It’s important that the employer respond properly to the employee and take the necessary steps in order to prevent a workplace violence incident. Responses include probation, termination, an Employee Assistance Program (EAP) referral, suspension, counseling and, of course, no response at all. A proper response includes contacting others (EAP, union and/ or employee relations), documenting the situation in detail, and notifying a supervisor or crisis management team, law enforcement and security personnel.
In some cases, termination may be necessary, and how a person perceives this event may greatly influence whether he or she ultimately responds violently. An employer should always treat the individual with dignity and bring in a manager higher than the employee’s normal supervisor. Management should be properly trained to know how to respond to threats during a termination meeting. Always prepare for the worst, but don’t permit the employee to detect this. Make the termination decision complete and binding, and focus only on general performance deficiencies. Finally, always keep the discussion future-based.

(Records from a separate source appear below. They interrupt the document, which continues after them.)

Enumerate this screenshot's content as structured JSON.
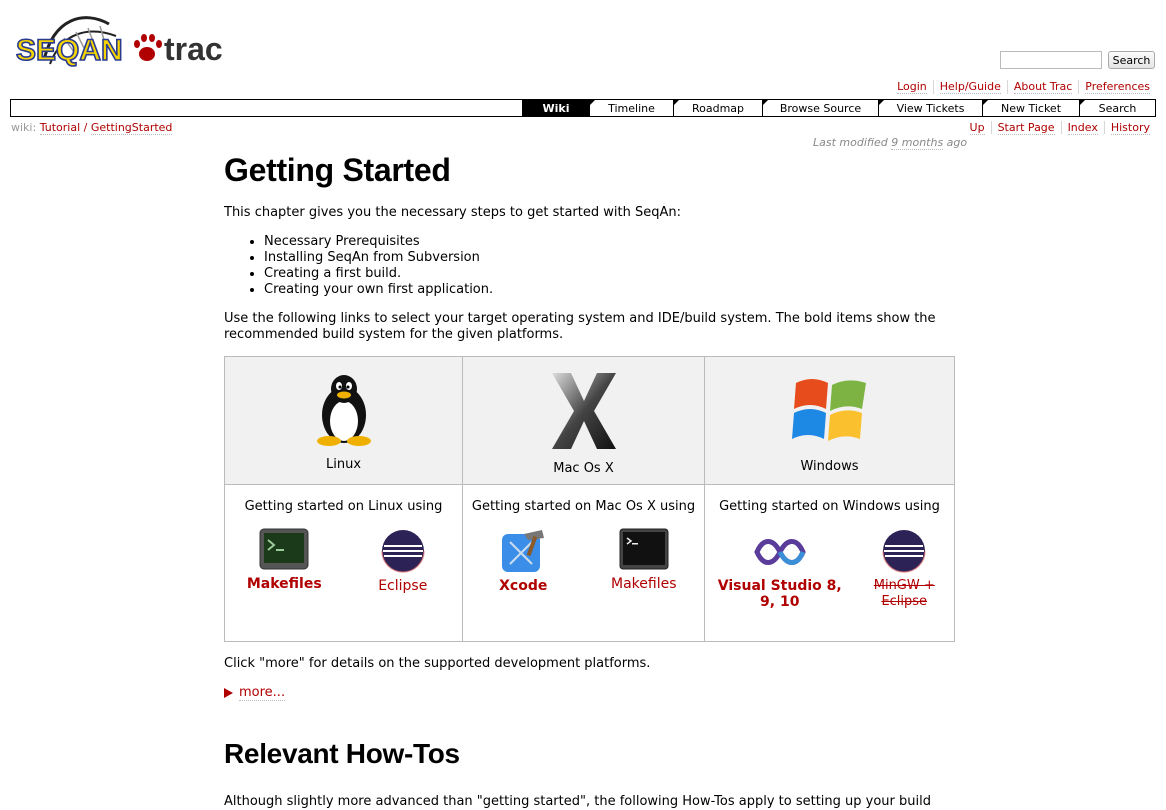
{
  "logo": {
    "project_text": "SEQAN",
    "trac_text": "trac",
    "icon": "paw-icon"
  },
  "search": {
    "button_label": "Search",
    "placeholder": ""
  },
  "metanav": [
    "Login",
    "Help/Guide",
    "About Trac",
    "Preferences"
  ],
  "mainnav": {
    "tabs": [
      {
        "label": "Wiki",
        "active": true
      },
      {
        "label": "Timeline",
        "active": false
      },
      {
        "label": "Roadmap",
        "active": false
      },
      {
        "label": "Browse Source",
        "active": false
      },
      {
        "label": "View Tickets",
        "active": false
      },
      {
        "label": "New Ticket",
        "active": false
      },
      {
        "label": "Search",
        "active": false
      }
    ]
  },
  "breadcrumb": {
    "prefix": "wiki:",
    "items": [
      "Tutorial",
      "/",
      "GettingStarted"
    ]
  },
  "ctxnav": [
    "Up",
    "Start Page",
    "Index",
    "History"
  ],
  "lastmod": {
    "prefix": "Last modified ",
    "age": "9 months",
    "suffix": " ago"
  },
  "page": {
    "title": "Getting Started",
    "intro": "This chapter gives you the necessary steps to get started with SeqAn:",
    "steps": [
      "Necessary Prerequisites",
      "Installing SeqAn from Subversion",
      "Creating a first build.",
      "Creating your own first application."
    ],
    "select_text": "Use the following links to select your target operating system and IDE/build system. The bold items show the recommended build system for the given platforms.",
    "platforms": [
      {
        "os": "Linux",
        "icon": "tux-penguin-icon",
        "intro": "Getting started on Linux using",
        "tools": [
          {
            "label": "Makefiles",
            "icon": "terminal-icon",
            "bold": true,
            "strike": false
          },
          {
            "label": "Eclipse",
            "icon": "eclipse-icon",
            "bold": false,
            "strike": false
          }
        ]
      },
      {
        "os": "Mac Os X",
        "icon": "mac-os-x-icon",
        "intro": "Getting started on Mac Os X using",
        "tools": [
          {
            "label": "Xcode",
            "icon": "xcode-icon",
            "bold": true,
            "strike": false
          },
          {
            "label": "Makefiles",
            "icon": "terminal-icon",
            "bold": false,
            "strike": false
          }
        ]
      },
      {
        "os": "Windows",
        "icon": "windows-logo-icon",
        "intro": "Getting started on Windows using",
        "tools": [
          {
            "label": "Visual Studio 8, 9, 10",
            "icon": "visual-studio-icon",
            "bold": true,
            "strike": false
          },
          {
            "label": "MinGW + Eclipse",
            "icon": "eclipse-icon",
            "bold": false,
            "strike": true
          }
        ]
      }
    ],
    "more_text": "Click \"more\" for details on the supported development platforms.",
    "more_link": "more...",
    "howto_title": "Relevant How-Tos",
    "howto_text": "Although slightly more advanced than \"getting started\", the following How-Tos apply to setting up your build"
  },
  "colors": {
    "link": "#b00000",
    "logo_yellow": "#f5d400",
    "logo_blue": "#2a3b8f"
  }
}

Unfortunately, many times, employers lack a clear understanding of what and when to report and a specified policy and process; are afraid of not being taken seriously; are fearful of negative consequences, shame or embarrassment; and have no trust in the system. Every business, no matter the size, needs a five-year security and crisis plan that covers the risks of workplace violence, offers solutions and outlines the costs. This document should contain a clear and concise emergency action plan and should also include an objective assessment of all security aspects and risks of the company and its physical premises (which may include the use of a professional security firm), and suggestions on how to improve. As part of the assessment, a review of access controls, surveillance systems and parking areas must be included, and, if necessary, ways to improve them. The security and crisis plan should also include emergency lockdown and evacuation drills, how often to hold them and how to conduct them. The plan should be regularly updated and easily accessible to all staff.
Luckily, most businesses will never experience workplace violence, but it’s impossible to determine when or how a violent incident will take place. Being properly prepared is the only way to help prevent an incident or keep it from becoming a disastrous situation.
Filed Under: HR & Employees
About the Author: Timothy A. Dimoff is president of SACS Consulting & Investigative Services, Inc. a high-risk security firm that specializes in security and vulnerability assessments and workplace violence issues. He is the author of “Life Rage,” a chilling examination of today’s rages including workplace rage. SACS Consulting & Investigative Services, Inc. is headquartered in Akron. Visit the company online at www.sacsconsulting.com or contact them by phone at 330-255-1101.